We will focus on Chapter 3 as an example of close commentary on a text. This is a skill that you will need to develop for your DP Language A courses. Use these documents to help. See Veracross for further information and dates.
Finally, you are aware of the importance of quotes as evidence to support the points you make in an analytical essay. Below are some document that will help you assemble an impressive collection of quotes that you can use for some of the main characters.
And one for the imagery used in the book.
You will write in the character of one of the main protagonists in the novel (you have a choice, some from the first generation, some from the second). See the attached instructions (which also appear on Veracross).
Watch Veracross for dates.
2. Student-Led Seminar
These seminers are a chance to learn from each other. We will do these for some units in Grade 10 as a useful way of sharing knowledge. Seminars are also an essential part of DP and university course work, so they are something you will need to get accustomed to. See the attached instructions (which also appear on Veracross).
Below are the assessment criteria we will use.
Your final task will be a literary essay. More details will be given at the time. It will be done in class, either in a regular period or as part of your semester exams.
Emily Bronte was also a published poet. Here is one of her poems. What effect does the surrounding countryside have on her?
From the Bronte family, you might also enjoy novels by Emily’s sisters Charlotte and Anne.
Some ‘Gothic’ works that influenced Emily Bronte include these…
And, of course…
A famous parody of ‘Gothic’ literature, that Emily Bronte would have read, is…

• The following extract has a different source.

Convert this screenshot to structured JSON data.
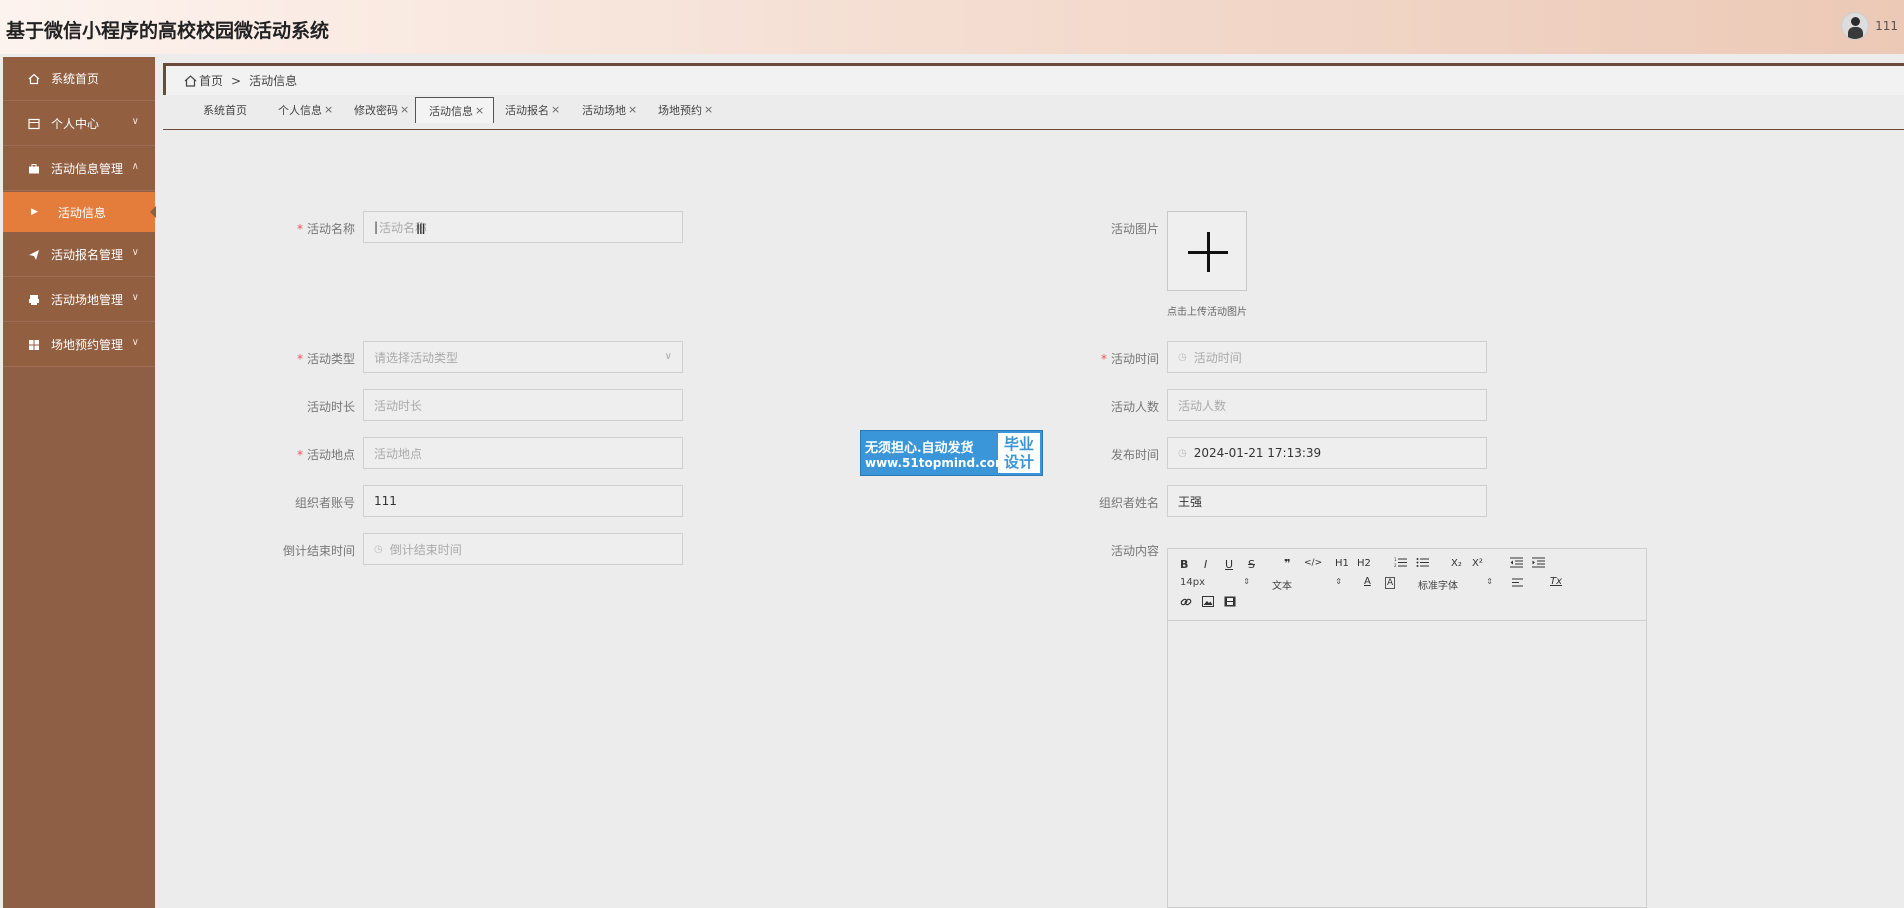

And finally, though it came long after Emily Bronte and the end of the Gothic movement, here is the most famous ‘Gothic’ novel of all…
That is the end of this unit. Please leave a comment below.